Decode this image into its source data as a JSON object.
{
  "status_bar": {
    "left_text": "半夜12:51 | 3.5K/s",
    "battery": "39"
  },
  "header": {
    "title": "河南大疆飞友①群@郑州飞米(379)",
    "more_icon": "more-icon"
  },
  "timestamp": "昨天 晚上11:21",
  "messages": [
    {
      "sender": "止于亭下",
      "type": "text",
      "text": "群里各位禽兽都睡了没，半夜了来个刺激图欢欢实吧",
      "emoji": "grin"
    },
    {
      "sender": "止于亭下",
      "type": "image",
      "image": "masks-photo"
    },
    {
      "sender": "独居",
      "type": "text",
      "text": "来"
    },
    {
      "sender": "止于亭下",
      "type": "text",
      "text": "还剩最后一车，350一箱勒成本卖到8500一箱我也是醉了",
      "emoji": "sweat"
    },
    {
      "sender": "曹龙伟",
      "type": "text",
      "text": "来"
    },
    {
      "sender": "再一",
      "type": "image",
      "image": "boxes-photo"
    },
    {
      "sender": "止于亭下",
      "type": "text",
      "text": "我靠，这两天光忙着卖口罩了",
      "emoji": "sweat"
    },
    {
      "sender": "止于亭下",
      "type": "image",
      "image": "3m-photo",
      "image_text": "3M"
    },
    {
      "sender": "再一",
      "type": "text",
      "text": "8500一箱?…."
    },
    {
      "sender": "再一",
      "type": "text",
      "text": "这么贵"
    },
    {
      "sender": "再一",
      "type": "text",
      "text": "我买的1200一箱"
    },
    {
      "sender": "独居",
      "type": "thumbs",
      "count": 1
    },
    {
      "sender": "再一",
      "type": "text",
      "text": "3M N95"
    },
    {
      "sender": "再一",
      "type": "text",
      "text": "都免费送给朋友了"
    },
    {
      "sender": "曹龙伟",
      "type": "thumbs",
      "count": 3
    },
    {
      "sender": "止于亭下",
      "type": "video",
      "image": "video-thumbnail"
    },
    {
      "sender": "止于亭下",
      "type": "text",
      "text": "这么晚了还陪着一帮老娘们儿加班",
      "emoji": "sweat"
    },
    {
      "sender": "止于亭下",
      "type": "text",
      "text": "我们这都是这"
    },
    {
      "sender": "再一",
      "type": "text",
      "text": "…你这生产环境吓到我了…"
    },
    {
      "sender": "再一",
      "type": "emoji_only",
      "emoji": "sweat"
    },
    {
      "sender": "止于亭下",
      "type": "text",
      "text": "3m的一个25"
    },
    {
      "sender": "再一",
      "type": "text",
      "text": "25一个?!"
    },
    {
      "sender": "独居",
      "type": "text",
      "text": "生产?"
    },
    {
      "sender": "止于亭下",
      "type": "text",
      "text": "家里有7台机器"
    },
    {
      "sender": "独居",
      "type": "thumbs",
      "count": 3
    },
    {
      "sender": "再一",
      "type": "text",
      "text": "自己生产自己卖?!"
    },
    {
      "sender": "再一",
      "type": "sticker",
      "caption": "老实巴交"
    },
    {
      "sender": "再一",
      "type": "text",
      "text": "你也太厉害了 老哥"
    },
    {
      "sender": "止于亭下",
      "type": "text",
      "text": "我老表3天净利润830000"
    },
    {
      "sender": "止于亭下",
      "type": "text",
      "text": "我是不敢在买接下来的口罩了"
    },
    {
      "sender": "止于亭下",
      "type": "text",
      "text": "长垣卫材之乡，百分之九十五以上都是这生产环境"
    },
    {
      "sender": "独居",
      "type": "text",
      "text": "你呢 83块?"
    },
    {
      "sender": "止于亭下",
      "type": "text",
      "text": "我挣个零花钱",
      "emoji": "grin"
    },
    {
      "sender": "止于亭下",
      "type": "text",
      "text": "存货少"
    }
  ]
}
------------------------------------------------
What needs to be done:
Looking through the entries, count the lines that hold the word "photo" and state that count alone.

Problem solution:
3